Nicholas Vardy has a newer low-end advisory called Smart Money Masters, and it looks like he’s aiming to be one of the “whale watchers” who run 13F-following services — the folks who watch the big buys by Warren Buffett and a couple dozen of the big hedge funds and institutional investors, and try to emulate those successful investors. He’s got an ad or two running to recruit charter subscribers at $49/year (which he says is an 80% discount off the “list price” of $249… though who knows if anyone will every actually pay that), so we’re taking a look at those ads today to see what investments he’s teasing as he dangles the bait.
Following big and successful investors is not a bad idea, of course — and there are whole industries set up to follow the big guys, which is why 13F season tends to get so much attention six weeks after the end of each quarter.
If you’re unfamiliar with that, 13F filings are the portfolio reports that institutional-size investors (anyone with a portfolio over $100 million) have to make to the SEC each quarter… they’re public, and include any long US equity positions, so they give great insight into the portfolios of large and successful investors (they don’t cover debt or options or short positions, so they’re incomplete… but still useful).
These filings are due six weeks after the end of each quarter, so the last wave of them hit in mid-February. You can search for filings at the SEC if you want to see what your favorite investor owned last quarter (Berkshire’s latest 13F info table is here, for example), but there are also lots of free sources that make the information much more accessible and track the ups and downs and portfolio changes (here’s how Insider Monkey shows Buffett’s portfolio, for example, and here’s gurufocus’ version — those are two of the higher-profile free services, though both require free accounts to get the full picture).

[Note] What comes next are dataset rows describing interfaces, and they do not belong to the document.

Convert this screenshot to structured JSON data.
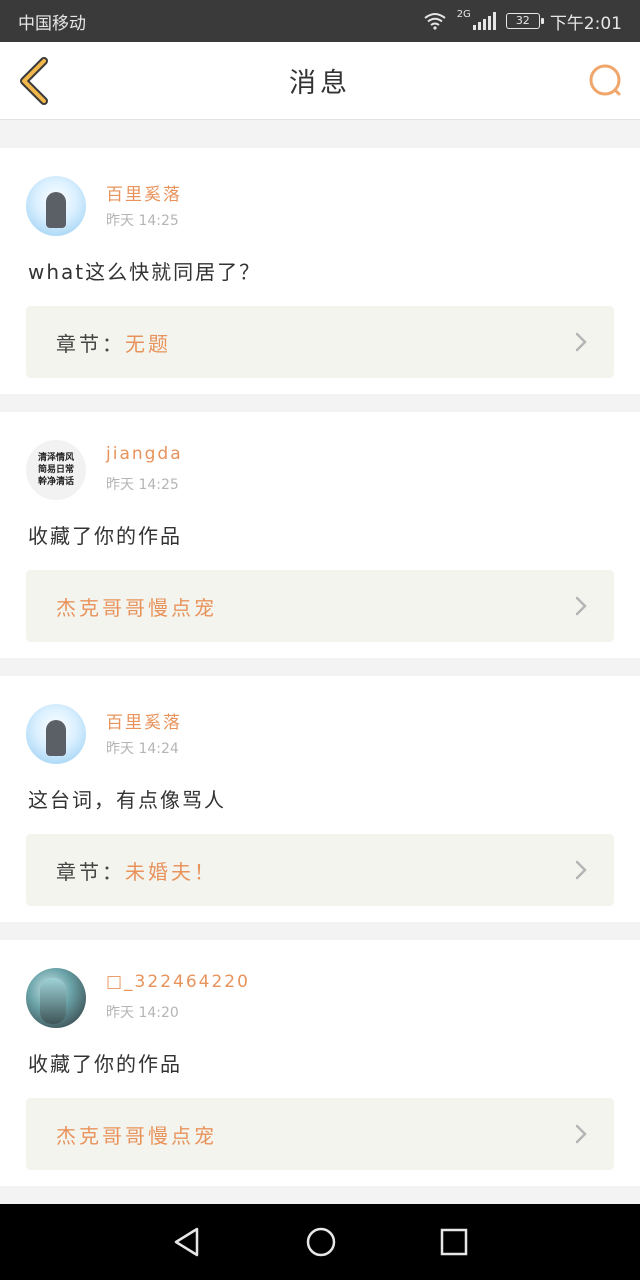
{
  "status_bar": {
    "carrier": "中国移动",
    "network": "2G",
    "battery": "32",
    "time": "下午2:01"
  },
  "header": {
    "title": "消息",
    "back_icon": "chevron-left-icon",
    "search_icon": "search-icon",
    "accent_color": "#e8935c"
  },
  "messages": [
    {
      "username": "百里奚落",
      "time": "昨天 14:25",
      "content": "what这么快就同居了？",
      "ref_prefix": "章节：",
      "ref_name": "无题"
    },
    {
      "username": "jiangda",
      "time": "昨天 14:25",
      "content": "收藏了你的作品",
      "ref_prefix": "",
      "ref_name": "杰克哥哥慢点宠",
      "avatar_text": "清泽情风 简易日常 幹净清话"
    },
    {
      "username": "百里奚落",
      "time": "昨天 14:24",
      "content": "这台词，有点像骂人",
      "ref_prefix": "章节：",
      "ref_name": "未婚夫！"
    },
    {
      "username": "□_322464220",
      "time": "昨天 14:20",
      "content": "收藏了你的作品",
      "ref_prefix": "",
      "ref_name": "杰克哥哥慢点宠"
    }
  ],
  "nav_bar": {
    "back_icon": "triangle-back-icon",
    "home_icon": "circle-home-icon",
    "recent_icon": "square-recent-icon"
  }
}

It’s always interesting to see what big institutional investors are buying, and sometimes we can find great ideas that way — though it’s certainly no guarantee. Even if you focus on those who generally have long-term positions in stocks (the 13F’s from active traders and “quants” are almost worthless, since the data is at best six weeks old and their portfolios are probably far different by the time you see the filing), and even if you’re able to buy at prices near what that hedge fund or investor paid (Buffett could have bought a stock back in October and we wouldn’t hear about it in a 13F until mid-February, so that’s a big assumption — they report the quarter-end value, but not their cost or the price they paid), most hedge funds and institutional portfolios have far different restrictions and priorities than do little individual investors like ourselves. Buffett himself, for example, routinely notes that he would expect to earn dramatically